EXERCISE DESCRIPTION » Isolate every line in the data with the string "structured" and copy it.

------ DATA FOR THIS EXERCISE

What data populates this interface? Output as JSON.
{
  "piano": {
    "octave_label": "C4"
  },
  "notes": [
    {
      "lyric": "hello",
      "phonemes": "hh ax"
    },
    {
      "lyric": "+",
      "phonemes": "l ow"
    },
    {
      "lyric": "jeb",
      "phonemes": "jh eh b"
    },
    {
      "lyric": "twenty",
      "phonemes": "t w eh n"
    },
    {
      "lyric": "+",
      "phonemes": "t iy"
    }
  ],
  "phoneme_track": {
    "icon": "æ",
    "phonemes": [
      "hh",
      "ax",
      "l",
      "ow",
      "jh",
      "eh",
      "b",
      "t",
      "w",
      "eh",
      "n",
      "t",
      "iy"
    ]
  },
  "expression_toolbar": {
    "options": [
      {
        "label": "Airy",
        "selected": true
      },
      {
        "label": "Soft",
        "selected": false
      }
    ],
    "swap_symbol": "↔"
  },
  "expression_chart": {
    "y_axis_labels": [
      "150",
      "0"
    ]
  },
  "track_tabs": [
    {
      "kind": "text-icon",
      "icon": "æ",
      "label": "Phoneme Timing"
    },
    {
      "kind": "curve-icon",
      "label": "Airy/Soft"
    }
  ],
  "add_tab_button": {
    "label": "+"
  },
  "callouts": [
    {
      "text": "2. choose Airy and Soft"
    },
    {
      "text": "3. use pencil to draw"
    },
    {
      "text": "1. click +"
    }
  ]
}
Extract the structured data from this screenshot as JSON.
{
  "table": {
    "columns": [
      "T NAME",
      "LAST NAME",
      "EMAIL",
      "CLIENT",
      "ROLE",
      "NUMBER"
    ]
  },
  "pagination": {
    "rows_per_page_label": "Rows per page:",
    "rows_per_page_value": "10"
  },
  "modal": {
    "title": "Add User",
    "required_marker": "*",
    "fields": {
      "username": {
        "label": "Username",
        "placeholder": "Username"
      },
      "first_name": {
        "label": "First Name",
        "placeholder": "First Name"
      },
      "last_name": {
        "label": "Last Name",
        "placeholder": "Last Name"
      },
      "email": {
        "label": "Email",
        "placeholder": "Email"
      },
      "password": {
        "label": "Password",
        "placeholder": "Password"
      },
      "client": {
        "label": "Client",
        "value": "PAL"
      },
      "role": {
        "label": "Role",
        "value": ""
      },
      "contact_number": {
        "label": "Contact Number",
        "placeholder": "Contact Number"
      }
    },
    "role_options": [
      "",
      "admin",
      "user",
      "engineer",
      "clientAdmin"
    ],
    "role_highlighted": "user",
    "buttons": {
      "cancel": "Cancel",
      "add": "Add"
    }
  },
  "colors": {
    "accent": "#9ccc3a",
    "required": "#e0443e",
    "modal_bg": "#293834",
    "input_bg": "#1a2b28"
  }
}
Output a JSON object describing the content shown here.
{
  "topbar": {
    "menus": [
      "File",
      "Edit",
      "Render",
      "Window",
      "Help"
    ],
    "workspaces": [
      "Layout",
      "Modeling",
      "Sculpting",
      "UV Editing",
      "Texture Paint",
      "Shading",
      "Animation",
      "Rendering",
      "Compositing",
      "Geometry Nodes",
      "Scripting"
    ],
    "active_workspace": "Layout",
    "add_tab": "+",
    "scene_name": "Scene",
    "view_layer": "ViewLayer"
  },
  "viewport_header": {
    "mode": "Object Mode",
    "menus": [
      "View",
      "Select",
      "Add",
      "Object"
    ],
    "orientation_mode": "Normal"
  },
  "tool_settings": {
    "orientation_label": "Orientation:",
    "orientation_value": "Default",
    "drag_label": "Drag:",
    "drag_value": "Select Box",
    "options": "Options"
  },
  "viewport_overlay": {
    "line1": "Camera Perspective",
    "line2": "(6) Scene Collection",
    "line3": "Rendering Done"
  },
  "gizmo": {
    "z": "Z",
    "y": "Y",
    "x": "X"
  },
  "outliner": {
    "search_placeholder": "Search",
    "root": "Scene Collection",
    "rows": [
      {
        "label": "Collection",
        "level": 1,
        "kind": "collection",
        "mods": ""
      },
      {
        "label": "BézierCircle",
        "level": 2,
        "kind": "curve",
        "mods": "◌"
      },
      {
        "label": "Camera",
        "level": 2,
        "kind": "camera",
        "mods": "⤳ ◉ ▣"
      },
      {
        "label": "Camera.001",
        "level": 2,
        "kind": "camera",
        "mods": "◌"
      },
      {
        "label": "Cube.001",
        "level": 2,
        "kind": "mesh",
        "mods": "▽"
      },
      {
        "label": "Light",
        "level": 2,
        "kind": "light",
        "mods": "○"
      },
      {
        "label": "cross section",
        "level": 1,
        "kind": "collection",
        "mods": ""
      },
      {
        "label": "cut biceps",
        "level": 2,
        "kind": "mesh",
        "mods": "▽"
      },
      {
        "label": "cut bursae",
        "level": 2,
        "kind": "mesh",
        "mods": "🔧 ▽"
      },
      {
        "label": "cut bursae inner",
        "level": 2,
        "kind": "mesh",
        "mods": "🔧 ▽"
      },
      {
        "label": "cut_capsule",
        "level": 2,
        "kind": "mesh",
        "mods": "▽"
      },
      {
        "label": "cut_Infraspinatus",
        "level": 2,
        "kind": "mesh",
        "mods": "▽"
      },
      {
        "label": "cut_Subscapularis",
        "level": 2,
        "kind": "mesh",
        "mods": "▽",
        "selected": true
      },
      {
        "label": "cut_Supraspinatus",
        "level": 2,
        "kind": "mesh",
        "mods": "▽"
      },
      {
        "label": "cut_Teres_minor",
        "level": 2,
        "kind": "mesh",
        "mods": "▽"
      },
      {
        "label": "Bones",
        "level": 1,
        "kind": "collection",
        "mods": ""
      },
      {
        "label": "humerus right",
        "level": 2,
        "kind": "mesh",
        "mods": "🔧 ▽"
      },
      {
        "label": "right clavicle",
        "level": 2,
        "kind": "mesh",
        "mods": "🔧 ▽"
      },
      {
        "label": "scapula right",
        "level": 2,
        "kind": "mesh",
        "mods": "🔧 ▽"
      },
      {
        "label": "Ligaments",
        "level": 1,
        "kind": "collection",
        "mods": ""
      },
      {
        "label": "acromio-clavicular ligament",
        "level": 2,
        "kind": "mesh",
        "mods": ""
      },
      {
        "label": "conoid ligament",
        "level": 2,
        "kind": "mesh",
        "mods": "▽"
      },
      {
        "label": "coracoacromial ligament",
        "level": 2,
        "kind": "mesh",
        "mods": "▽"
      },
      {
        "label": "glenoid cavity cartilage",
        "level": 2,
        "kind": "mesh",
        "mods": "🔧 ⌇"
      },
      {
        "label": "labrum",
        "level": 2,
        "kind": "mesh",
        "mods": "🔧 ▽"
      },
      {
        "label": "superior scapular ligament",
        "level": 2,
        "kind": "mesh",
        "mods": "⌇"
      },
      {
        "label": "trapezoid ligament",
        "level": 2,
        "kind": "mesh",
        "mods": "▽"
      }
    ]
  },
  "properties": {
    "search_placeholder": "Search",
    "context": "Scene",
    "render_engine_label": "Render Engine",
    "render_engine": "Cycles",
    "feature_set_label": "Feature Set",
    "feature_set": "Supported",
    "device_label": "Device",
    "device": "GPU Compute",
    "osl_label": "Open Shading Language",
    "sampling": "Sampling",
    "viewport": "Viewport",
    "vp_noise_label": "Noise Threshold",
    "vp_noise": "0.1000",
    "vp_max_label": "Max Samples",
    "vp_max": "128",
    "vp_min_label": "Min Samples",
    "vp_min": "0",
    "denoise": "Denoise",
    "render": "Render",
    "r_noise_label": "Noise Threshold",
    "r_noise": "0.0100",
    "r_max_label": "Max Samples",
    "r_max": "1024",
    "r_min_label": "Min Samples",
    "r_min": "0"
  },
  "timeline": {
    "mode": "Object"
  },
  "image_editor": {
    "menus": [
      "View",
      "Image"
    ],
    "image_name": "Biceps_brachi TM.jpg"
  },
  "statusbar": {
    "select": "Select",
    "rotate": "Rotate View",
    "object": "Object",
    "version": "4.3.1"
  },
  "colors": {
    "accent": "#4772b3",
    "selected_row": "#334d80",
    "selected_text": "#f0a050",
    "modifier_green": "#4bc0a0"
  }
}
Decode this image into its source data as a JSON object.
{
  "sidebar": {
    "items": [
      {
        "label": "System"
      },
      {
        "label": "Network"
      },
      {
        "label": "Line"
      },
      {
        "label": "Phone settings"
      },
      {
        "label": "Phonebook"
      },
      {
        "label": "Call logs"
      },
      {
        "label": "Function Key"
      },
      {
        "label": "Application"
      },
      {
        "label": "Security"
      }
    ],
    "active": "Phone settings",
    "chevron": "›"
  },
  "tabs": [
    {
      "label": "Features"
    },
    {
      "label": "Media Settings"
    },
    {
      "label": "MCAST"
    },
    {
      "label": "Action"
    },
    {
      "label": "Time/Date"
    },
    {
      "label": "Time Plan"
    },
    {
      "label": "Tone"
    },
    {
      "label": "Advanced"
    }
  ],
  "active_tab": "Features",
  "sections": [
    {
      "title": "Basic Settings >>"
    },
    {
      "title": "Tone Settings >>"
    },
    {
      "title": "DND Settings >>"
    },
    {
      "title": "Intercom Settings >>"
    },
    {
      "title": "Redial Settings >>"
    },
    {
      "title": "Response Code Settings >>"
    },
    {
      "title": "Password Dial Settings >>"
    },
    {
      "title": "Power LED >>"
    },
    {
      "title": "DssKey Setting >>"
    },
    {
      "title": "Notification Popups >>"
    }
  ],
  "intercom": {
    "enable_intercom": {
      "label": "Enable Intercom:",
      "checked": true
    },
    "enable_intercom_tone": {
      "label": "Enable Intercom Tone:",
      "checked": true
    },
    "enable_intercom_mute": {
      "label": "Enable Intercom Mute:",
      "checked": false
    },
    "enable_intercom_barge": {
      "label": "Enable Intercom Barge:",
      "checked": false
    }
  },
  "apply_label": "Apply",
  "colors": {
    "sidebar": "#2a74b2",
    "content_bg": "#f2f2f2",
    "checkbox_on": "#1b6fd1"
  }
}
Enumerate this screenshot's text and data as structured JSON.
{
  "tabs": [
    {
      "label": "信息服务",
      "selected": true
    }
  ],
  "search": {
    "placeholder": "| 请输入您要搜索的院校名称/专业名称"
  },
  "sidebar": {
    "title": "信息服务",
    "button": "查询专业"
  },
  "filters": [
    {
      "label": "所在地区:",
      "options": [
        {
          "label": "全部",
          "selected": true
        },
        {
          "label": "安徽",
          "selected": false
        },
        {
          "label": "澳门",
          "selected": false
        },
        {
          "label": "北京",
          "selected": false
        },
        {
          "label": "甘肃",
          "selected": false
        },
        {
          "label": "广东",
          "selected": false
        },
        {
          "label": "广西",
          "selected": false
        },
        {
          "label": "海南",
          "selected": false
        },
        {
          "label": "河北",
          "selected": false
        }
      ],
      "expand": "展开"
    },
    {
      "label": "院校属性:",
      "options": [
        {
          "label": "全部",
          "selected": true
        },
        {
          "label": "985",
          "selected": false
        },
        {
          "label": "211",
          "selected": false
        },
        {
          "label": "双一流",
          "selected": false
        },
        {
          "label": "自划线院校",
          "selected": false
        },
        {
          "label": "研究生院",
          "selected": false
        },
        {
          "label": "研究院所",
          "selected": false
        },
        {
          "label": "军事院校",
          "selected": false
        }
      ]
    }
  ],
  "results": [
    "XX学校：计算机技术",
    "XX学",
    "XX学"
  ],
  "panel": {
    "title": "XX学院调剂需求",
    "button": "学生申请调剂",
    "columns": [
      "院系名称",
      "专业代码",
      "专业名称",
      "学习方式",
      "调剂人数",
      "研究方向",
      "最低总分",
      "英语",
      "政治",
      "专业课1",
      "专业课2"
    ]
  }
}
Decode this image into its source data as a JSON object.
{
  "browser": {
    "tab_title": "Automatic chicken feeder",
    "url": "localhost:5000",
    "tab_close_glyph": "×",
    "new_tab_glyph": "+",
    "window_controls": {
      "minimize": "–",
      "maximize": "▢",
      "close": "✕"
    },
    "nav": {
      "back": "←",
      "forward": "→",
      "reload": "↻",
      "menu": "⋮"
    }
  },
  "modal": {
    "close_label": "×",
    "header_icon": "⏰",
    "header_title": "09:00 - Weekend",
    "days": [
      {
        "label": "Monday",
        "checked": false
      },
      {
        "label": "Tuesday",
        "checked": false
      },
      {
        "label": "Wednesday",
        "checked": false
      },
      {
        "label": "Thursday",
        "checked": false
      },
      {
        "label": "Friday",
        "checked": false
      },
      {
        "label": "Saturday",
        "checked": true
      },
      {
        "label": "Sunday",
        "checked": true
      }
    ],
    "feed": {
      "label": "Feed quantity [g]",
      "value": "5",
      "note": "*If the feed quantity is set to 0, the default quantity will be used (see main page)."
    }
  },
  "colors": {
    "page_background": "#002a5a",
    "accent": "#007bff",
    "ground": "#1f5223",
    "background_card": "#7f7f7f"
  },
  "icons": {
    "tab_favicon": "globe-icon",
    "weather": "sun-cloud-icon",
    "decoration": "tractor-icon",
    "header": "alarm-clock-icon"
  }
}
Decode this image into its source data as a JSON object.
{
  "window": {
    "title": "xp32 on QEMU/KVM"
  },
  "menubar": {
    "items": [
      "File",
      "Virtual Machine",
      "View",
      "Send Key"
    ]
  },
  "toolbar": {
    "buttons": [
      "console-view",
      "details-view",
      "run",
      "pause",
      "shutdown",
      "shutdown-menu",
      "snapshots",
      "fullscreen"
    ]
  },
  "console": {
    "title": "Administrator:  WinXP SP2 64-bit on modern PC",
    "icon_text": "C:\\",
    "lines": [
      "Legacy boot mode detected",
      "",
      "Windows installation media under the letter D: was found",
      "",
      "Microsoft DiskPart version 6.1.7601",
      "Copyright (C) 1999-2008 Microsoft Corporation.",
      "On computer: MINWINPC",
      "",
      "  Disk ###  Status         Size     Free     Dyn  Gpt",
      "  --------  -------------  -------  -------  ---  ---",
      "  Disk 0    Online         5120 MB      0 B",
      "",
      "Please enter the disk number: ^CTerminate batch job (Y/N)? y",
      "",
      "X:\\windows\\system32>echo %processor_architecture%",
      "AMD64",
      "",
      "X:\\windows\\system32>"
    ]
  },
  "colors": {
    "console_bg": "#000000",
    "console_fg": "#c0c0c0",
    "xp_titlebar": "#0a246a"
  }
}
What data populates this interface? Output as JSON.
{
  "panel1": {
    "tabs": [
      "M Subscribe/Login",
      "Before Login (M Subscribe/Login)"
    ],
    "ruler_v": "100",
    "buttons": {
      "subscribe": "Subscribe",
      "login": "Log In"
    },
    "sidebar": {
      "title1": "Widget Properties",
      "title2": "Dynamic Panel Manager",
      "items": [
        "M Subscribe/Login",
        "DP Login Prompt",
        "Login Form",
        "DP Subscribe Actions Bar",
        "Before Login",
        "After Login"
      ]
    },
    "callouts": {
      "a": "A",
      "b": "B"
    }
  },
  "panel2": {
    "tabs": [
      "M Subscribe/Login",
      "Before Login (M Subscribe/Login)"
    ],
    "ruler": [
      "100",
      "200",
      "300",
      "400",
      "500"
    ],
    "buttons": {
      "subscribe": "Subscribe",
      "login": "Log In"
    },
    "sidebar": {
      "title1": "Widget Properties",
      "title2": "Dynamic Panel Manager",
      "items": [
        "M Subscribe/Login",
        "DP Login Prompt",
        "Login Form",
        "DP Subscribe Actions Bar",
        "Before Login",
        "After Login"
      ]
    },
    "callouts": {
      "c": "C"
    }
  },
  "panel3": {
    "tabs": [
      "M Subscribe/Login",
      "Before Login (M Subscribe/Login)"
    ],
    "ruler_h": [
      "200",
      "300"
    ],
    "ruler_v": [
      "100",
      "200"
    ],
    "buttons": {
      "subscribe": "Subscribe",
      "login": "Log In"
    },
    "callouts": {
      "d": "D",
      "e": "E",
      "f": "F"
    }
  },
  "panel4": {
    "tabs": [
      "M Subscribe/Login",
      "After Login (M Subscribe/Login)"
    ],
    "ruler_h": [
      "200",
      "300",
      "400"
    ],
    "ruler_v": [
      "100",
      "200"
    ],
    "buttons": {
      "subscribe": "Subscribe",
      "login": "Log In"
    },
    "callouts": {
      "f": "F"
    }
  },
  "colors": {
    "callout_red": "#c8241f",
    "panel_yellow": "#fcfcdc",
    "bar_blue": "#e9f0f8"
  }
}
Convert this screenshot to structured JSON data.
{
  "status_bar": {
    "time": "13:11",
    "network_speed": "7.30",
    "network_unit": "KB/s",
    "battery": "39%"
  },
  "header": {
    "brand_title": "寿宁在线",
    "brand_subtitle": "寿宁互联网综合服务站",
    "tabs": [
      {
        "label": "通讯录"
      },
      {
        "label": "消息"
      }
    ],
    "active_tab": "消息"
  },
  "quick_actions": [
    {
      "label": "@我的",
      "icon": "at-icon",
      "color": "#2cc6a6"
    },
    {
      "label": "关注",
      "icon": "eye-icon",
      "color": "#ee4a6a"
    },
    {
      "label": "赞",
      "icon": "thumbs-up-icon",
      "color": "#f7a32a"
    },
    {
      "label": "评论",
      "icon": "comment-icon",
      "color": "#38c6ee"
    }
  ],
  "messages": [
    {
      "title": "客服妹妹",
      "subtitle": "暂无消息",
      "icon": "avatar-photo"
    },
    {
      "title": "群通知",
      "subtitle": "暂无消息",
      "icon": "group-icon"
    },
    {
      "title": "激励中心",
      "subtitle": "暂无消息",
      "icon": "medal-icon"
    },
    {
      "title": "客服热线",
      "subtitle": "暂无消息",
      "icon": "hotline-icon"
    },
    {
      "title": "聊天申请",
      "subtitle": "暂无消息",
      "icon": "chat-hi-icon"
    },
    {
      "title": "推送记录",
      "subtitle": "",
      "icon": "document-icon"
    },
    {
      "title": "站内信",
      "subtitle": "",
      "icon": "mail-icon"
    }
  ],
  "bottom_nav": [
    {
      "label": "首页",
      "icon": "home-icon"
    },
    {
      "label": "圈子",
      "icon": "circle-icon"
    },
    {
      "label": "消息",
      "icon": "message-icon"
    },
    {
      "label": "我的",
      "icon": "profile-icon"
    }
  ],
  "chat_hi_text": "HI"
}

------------

RESPONSE »
Extract the structured data from this screenshot as JSON.
Enumerate this screenshot's text and data as structured JSON.
Convert this screenshot to structured JSON data.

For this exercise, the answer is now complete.